Is it possible to use fisssion to create plasmas, then use the plasma to generate electricity instead of suing steam to for elctricity? Just a thought.
Perhaps one is referring to a plasma in which isotopes of hydrogen or other suitable element would under go fusion. The plasma can then be passed through a magnetic field and the charges (nuclei and electrons) separated and recombined in a process known a direct conversion. The current produced by the electrons in direct conversion is used to provide energy to a load.
Yeah, although it always struck me as somewhat old fashioned. :pPractical fission systems are usually based on solid fuel, where the enriched uranium is in a ceramic or metalic form, or liquid, e.g., molten salt reactor.
True but this is the 21st century, time to make stuff "cool". Another thought, assuming we actually could make this work, and have electricity being generated by plasma instead of stream through a turbine, how might the overall power output of the two systems be compared? Would the plasma system be more efficient than the steam system?Old fashioned works.
So it is theoretically possible, but we don't know how to make it safe?The other key factor is the control or containment of radioactive fission products, which is a primary reason that conventional fission systems use 'solid' fuel. In fact, in LWRs, the utility is required by Federal regulation to ensure that the fuel does not melt under normal or antipated operational occurrences.
Which isn't what I meant.Putting a plasma through a turbine (turbomachinery) would be rather impractical.

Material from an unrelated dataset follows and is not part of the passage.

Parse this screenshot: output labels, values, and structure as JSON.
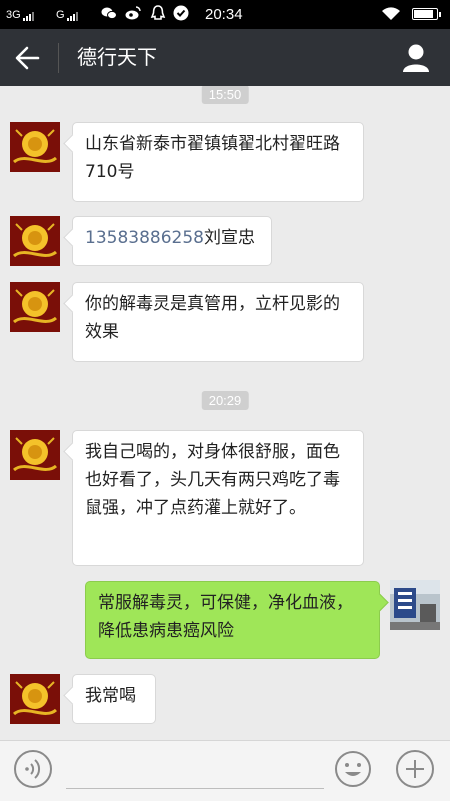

This is more like what I was referring to. Where can I find more info about?MHD generation would be the preferred conversion system.